(JAMAICA OBSERVER) – Shanique Myrie, the Jamaican woman who claimed she was finger-raped by Barbados immigration and security officials and then thrown out of the Caribbean country, was yesterday granted leave by the Caribbean Court of Justice (CCJ) to take her case to a full sitting of the court in a landmark case against Barbados.
Myrie’s case was taken to the CCJ following allegations that on March 14 last year she was subjected to a dehumanising cavity search, bad-mouthed, locked up in a cold, filthy room before being kicked out of the country the following day by Barbados security and immigration officials.

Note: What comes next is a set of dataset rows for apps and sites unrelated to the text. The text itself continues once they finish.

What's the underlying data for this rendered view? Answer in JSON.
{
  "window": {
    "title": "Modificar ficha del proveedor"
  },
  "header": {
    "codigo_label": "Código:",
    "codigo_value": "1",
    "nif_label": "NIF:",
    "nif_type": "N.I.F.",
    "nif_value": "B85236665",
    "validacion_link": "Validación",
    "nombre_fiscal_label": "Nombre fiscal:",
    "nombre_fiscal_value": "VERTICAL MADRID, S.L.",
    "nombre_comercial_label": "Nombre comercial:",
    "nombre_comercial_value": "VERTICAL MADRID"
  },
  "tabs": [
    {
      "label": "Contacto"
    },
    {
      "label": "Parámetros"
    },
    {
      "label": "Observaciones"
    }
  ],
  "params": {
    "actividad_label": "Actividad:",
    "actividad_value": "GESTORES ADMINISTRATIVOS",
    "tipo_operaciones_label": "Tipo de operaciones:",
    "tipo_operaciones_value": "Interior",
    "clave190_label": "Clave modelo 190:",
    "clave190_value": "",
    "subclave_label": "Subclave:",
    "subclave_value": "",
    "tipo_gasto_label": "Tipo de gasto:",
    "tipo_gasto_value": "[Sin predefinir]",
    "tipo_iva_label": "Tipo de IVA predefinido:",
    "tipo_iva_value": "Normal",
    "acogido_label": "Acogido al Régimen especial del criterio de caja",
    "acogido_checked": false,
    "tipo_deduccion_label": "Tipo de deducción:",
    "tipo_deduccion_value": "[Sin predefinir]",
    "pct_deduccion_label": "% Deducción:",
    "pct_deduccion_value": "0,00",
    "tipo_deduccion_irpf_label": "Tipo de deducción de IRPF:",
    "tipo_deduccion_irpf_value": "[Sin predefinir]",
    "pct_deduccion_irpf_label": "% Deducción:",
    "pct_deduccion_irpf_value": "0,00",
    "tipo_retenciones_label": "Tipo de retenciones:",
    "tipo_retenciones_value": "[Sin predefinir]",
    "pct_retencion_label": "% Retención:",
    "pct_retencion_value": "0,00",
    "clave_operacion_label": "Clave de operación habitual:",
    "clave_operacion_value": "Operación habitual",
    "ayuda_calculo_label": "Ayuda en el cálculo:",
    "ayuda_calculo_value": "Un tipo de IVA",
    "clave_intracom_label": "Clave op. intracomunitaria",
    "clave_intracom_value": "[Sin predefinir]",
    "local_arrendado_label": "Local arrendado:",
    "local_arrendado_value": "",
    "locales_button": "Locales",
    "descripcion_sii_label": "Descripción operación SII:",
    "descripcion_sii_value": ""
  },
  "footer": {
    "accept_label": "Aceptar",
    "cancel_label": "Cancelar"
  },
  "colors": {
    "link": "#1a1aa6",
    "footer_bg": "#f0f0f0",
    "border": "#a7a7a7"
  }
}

The case, which is the first from Jamaica to be brought before the CCJ, is expected to be carefully watched by Jamaican legislators, who have for years been divided over whether or not the country should give up the London-based Privy Council as its final court and embrace the CCJ.
At the same time, it could help to change immigration procedures by Barbados, which has for years been accused of the bad treatment of Jamaican and Guyanese nationals especially, raising doubts about whether there is free movement within the Caribbean Community.
Myrie, whose plight was brought to public attention by the Jamaica Observer on March 24, 2012, was yesterday represented by attorneys Michelle Brown and Marc Ramsay.
The Court, which is sitting in Barbados, ruled yesterday that Myrie had made out an arguable case concerning the rights she claimed were breached. She claimed that Barbados denied her right of entry, discriminated against her because she was Jamaican, and breached a number of her fundamental human rights.
When news of Myrie’s ordeal broke, the Barbados Government flatly denied them and accused Myrie of concocting the story. The Barbadian Government also contended that Myrie did not have an arguable case and that they would vigorously defend any claims brought by her in this matter.
However, at yesterday’s sitting of the CCJ, Barbados, after hearing the submissions of lead counsel Michelle Brown, conceded, minutes into their rebuttal that Myrie had in fact made out an arguable case.
The CCJ then ruled that Myrie had fulfilled the requirements of Article 222 of the Revised Treaty of Chaguaramas, that she was the direct recipient of rights under the revised treaty, that she had suffered prejudice in the enjoyment of those rights and, that it was in the interest of justice that the matter proceed to a full hearing of the Court.
The Court also ruled that the Barbadian Government should bear the costs of the application.
Myrie’s legal team now has three weeks to file her originating application which will signal the start of the trial phase of the proceedings.